I have met Richard through his book Alzheimer from inside out, we found a Mexican Printer to publish his book in Spanish, I had the privilege to review the translation. In that way we were connected. I admire his concepts, wisdom & most of all his sense of humour. He was really some one very, very special. We all with or without dementia are going to miss him enormously, but he showed us the path & we will follow it. Peace to a very special soul!

Kiki Edwards, Nigeria

How do we make the world a better place? We do so just the way Richard did – by infusing empathy into every individual we encounter. Did Richard know how much of an impact he had and continues to have on Nigeria? I know he saw how I religiously re-posted his messages, all of which were in turn re-posted.
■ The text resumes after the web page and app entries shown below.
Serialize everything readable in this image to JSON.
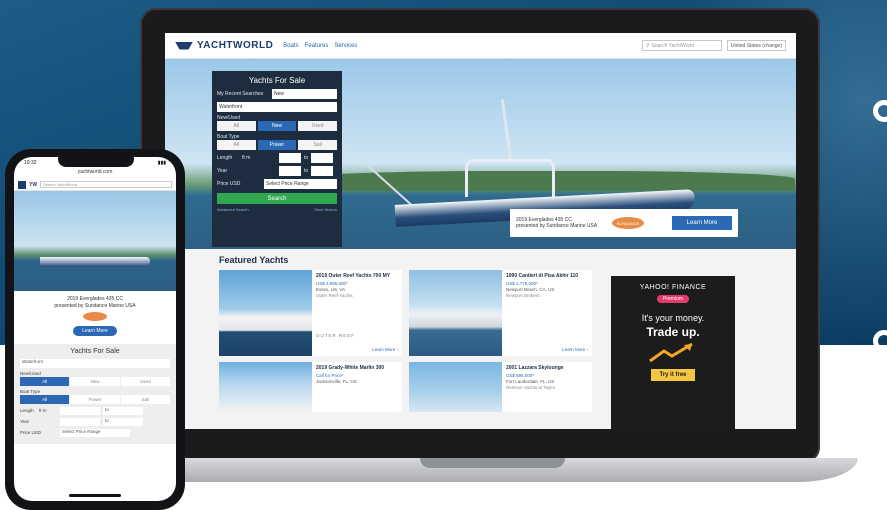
{
  "site": {
    "logo_text": "YACHTWORLD",
    "nav_links": [
      "Boats",
      "Features",
      "Services"
    ],
    "search_placeholder": "Search YachtWorld",
    "locale": "United States (change)"
  },
  "search_panel": {
    "title": "Yachts For Sale",
    "recent_label": "My Recent Searches",
    "recent_value": "New",
    "location_value": "Waterfront",
    "condition_label": "New/Used",
    "condition_options": [
      "All",
      "New",
      "Used"
    ],
    "condition_selected": "New",
    "boat_type_label": "Boat Type",
    "boat_type_options": [
      "All",
      "Power",
      "Sail"
    ],
    "boat_type_selected": "Power",
    "length_label": "Length",
    "length_units": "ft m",
    "year_label": "Year",
    "to_label": "to",
    "price_label": "Price USD",
    "price_select": "Select Price Range",
    "search_button": "Search",
    "advanced_link": "Advanced Search",
    "saved_link": "Save Search"
  },
  "promo": {
    "line1": "2019 Everglades 435 CC",
    "line2": "presented by Sundance Marine USA",
    "logo": "SUNDANCE",
    "button": "Learn More"
  },
  "featured": {
    "title": "Featured Yachts",
    "cards": [
      {
        "name": "2019 Outer Reef Yachts 700 MY",
        "price": "US$ 3,995,000*",
        "location": "Essex, US, VA",
        "broker": "Outer Reef Yachts",
        "brand": "OUTER REEF",
        "more": "Learn More"
      },
      {
        "name": "1990 Cantieri di Pisa Akhir 110",
        "price": "US$ 1,775,000*",
        "location": "Newport Beach, CA, US",
        "broker": "Newport Brokers",
        "brand": "",
        "more": "Learn More"
      },
      {
        "name": "2019 Grady-White Marlin 300",
        "price": "Call for Price*",
        "location": "Jacksonville, FL, US",
        "broker": "",
        "brand": "",
        "more": ""
      },
      {
        "name": "2001 Lazzara Skylounge",
        "price": "US$ 595,000*",
        "location": "Fort Lauderdale, FL, US",
        "broker": "Denison Yachts at Taylor",
        "brand": "",
        "more": ""
      }
    ]
  },
  "ad": {
    "brand": "YAHOO! FINANCE",
    "badge": "Premium",
    "line1": "It's your money.",
    "line2a": "Trade",
    "line2b": "up.",
    "cta": "Try it free"
  },
  "phone": {
    "time": "10:32",
    "url": "yachtworld.com",
    "logo": "YW",
    "search_placeholder": "Search YachtWorld",
    "caption_line1": "2019 Everglades 435 CC",
    "caption_line2": "presented by Sundance Marine USA",
    "button": "Learn More",
    "form_title": "Yachts For Sale",
    "location_value": "Waterfront",
    "condition_label": "New/Used",
    "condition_options": [
      "All",
      "New",
      "Used"
    ],
    "boat_type_label": "Boat Type",
    "boat_type_options": [
      "All",
      "Power",
      "Sail"
    ],
    "length_label": "Length",
    "length_units": "ft m",
    "year_label": "Year",
    "to_label": "to",
    "price_label": "Price USD",
    "price_select": "Select Price Range"
  },
  "colors": {
    "brand_navy": "#1a3d6e",
    "accent_blue": "#2c69b4",
    "search_green": "#2fa84f",
    "panel_dark": "#1e2c40"
  }
}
Words of wisdom, all of them. An insight into his duel with the fiend called Dementia. In his last posts, it was evident he was struggling, but he still managed to put his thoughts across. I waited for comments. None came. I guess everybody was just like me. Lost for words. Then I remembered some of his postings and videos I saw in the past.¬† People, friends shy away because they don’t know what to say, how to act around people diagnosed. At the end of the day, Richard is still Richard, irrespective of his diagnosis, was his message. I can’t remember my exact comments to his last posts. It was my usual one-liner. I just wanted him to know we were there with him and for him. Then minutes later the comments started flooding in like a deluge! Yes, we all paused, froze, even. We all tried to visualise what he was going through. We all remembered his “teachings”. We all saw him speaking in our head – “I am still Richard”.

Richard Taylor PhD, I, and Nigeria thank you.

Please note: Prior the recording of the online Tribute to Richard Taylor, it was announced that with permission from the family, this would be uploaded for others to view, everyone in attendance was given the opportunity to turn off our cameras.  Richards family has given consent for us to upload it on our YouTube Channel and share it here. Thank you.